Task to carry out >>
Repeat every record exactly.
── Provided material ──
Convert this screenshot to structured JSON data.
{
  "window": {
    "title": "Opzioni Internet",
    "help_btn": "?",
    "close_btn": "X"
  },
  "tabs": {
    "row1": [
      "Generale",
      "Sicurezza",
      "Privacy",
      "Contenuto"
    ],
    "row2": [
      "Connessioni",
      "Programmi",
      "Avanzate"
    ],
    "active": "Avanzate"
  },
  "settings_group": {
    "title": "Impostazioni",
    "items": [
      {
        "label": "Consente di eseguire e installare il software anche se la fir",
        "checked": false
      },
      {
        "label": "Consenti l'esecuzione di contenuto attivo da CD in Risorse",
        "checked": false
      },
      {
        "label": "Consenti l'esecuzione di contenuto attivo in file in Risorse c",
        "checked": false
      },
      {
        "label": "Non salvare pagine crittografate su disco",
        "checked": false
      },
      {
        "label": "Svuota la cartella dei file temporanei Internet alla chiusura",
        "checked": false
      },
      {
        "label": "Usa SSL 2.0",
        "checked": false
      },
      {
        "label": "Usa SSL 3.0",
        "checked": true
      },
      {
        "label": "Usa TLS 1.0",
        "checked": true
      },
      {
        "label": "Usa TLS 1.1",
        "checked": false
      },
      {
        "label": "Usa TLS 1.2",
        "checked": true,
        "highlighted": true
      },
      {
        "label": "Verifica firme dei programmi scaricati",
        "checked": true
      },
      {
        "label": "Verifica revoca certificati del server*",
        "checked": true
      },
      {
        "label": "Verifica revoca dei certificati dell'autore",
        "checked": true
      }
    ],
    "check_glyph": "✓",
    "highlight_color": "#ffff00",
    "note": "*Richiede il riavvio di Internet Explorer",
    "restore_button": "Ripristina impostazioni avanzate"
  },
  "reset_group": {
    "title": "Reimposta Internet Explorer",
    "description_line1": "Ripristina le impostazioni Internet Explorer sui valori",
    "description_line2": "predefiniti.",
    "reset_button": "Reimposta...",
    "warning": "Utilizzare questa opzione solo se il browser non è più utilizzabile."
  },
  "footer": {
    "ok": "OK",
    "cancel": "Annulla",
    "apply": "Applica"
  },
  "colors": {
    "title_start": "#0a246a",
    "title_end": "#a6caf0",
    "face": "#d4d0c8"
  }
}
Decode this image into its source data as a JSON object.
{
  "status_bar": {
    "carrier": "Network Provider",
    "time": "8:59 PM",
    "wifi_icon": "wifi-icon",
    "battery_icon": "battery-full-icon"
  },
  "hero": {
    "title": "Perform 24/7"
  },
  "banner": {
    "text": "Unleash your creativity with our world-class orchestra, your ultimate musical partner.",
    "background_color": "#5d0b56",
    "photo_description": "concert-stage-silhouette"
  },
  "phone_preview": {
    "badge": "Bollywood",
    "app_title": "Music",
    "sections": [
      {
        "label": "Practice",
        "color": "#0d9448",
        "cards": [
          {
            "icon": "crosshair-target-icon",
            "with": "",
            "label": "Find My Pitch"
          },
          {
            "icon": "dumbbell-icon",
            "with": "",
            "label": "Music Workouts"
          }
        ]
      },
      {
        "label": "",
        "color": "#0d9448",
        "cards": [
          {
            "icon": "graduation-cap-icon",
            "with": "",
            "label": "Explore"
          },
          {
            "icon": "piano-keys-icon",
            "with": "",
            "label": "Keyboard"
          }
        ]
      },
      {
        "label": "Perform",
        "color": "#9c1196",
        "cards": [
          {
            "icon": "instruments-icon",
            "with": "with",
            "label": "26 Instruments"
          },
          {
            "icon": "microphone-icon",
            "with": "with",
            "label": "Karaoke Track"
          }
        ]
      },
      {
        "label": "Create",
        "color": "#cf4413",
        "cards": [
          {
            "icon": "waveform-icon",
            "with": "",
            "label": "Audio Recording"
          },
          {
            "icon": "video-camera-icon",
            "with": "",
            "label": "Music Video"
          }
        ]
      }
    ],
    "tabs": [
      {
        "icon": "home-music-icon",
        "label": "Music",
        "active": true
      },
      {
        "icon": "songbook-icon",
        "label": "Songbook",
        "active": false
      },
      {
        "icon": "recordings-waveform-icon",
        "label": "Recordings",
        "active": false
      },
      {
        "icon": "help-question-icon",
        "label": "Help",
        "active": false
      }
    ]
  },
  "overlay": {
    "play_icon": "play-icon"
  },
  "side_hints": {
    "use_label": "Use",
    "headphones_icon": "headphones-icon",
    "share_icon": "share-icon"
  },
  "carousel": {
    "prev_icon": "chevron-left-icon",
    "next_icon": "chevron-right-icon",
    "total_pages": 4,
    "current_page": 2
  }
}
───
Written response >>
Convert this screenshot to structured JSON data.
{
  "window": {
    "title": "Opzioni Internet",
    "help_btn": "?",
    "close_btn": "X"
  },
  "tabs": {
    "row1": [
      "Generale",
      "Sicurezza",
      "Privacy",
      "Contenuto"
    ],
    "row2": [
      "Connessioni",
      "Programmi",
      "Avanzate"
    ],
    "active": "Avanzate"
  },
  "settings_group": {
    "title": "Impostazioni",
    "items": [
      {
        "label": "Consente di eseguire e installare il software anche se la fir",
        "checked": false
      },
      {
        "label": "Consenti l'esecuzione di contenuto attivo da CD in Risorse",
        "checked": false
      },
      {
        "label": "Consenti l'esecuzione di contenuto attivo in file in Risorse c",
        "checked": false
      },
      {
        "label": "Non salvare pagine crittografate su disco",
        "checked": false
      },
      {
        "label": "Svuota la cartella dei file temporanei Internet alla chiusura",
        "checked": false
      },
      {
        "label": "Usa SSL 2.0",
        "checked": false
      },
      {
        "label": "Usa SSL 3.0",
        "checked": true
      },
      {
        "label": "Usa TLS 1.0",
        "checked": true
      },
      {
        "label": "Usa TLS 1.1",
        "checked": false
      },
      {
        "label": "Usa TLS 1.2",
        "checked": true,
        "highlighted": true
      },
      {
        "label": "Verifica firme dei programmi scaricati",
        "checked": true
      },
      {
        "label": "Verifica revoca certificati del server*",
        "checked": true
      },
      {
        "label": "Verifica revoca dei certificati dell'autore",
        "checked": true
      }
    ],
    "check_glyph": "✓",
    "highlight_color": "#ffff00",
    "note": "*Richiede il riavvio di Internet Explorer",
    "restore_button": "Ripristina impostazioni avanzate"
  },
  "reset_group": {
    "title": "Reimposta Internet Explorer",
    "description_line1": "Ripristina le impostazioni Internet Explorer sui valori",
    "description_line2": "predefiniti.",
    "reset_button": "Reimposta...",
    "warning": "Utilizzare questa opzione solo se il browser non è più utilizzabile."
  },
  "footer": {
    "ok": "OK",
    "cancel": "Annulla",
    "apply": "Applica"
  },
  "colors": {
    "title_start": "#0a246a",
    "title_end": "#a6caf0",
    "face": "#d4d0c8"
  }
}
Decode this image into its source data as a JSON object.
{
  "status_bar": {
    "carrier": "Network Provider",
    "time": "8:59 PM",
    "wifi_icon": "wifi-icon",
    "battery_icon": "battery-full-icon"
  },
  "hero": {
    "title": "Perform 24/7"
  },
  "banner": {
    "text": "Unleash your creativity with our world-class orchestra, your ultimate musical partner.",
    "background_color": "#5d0b56",
    "photo_description": "concert-stage-silhouette"
  },
  "phone_preview": {
    "badge": "Bollywood",
    "app_title": "Music",
    "sections": [
      {
        "label": "Practice",
        "color": "#0d9448",
        "cards": [
          {
            "icon": "crosshair-target-icon",
            "with": "",
            "label": "Find My Pitch"
          },
          {
            "icon": "dumbbell-icon",
            "with": "",
            "label": "Music Workouts"
          }
        ]
      },
      {
        "label": "",
        "color": "#0d9448",
        "cards": [
          {
            "icon": "graduation-cap-icon",
            "with": "",
            "label": "Explore"
          },
          {
            "icon": "piano-keys-icon",
            "with": "",
            "label": "Keyboard"
          }
        ]
      },
      {
        "label": "Perform",
        "color": "#9c1196",
        "cards": [
          {
            "icon": "instruments-icon",
            "with": "with",
            "label": "26 Instruments"
          },
          {
            "icon": "microphone-icon",
            "with": "with",
            "label": "Karaoke Track"
          }
        ]
      },
      {
        "label": "Create",
        "color": "#cf4413",
        "cards": [
          {
            "icon": "waveform-icon",
            "with": "",
            "label": "Audio Recording"
          },
          {
            "icon": "video-camera-icon",
            "with": "",
            "label": "Music Video"
          }
        ]
      }
    ],
    "tabs": [
      {
        "icon": "home-music-icon",
        "label": "Music",
        "active": true
      },
      {
        "icon": "songbook-icon",
        "label": "Songbook",
        "active": false
      },
      {
        "icon": "recordings-waveform-icon",
        "label": "Recordings",
        "active": false
      },
      {
        "icon": "help-question-icon",
        "label": "Help",
        "active": false
      }
    ]
  },
  "overlay": {
    "play_icon": "play-icon"
  },
  "side_hints": {
    "use_label": "Use",
    "headphones_icon": "headphones-icon",
    "share_icon": "share-icon"
  },
  "carousel": {
    "prev_icon": "chevron-left-icon",
    "next_icon": "chevron-right-icon",
    "total_pages": 4,
    "current_page": 2
  }
}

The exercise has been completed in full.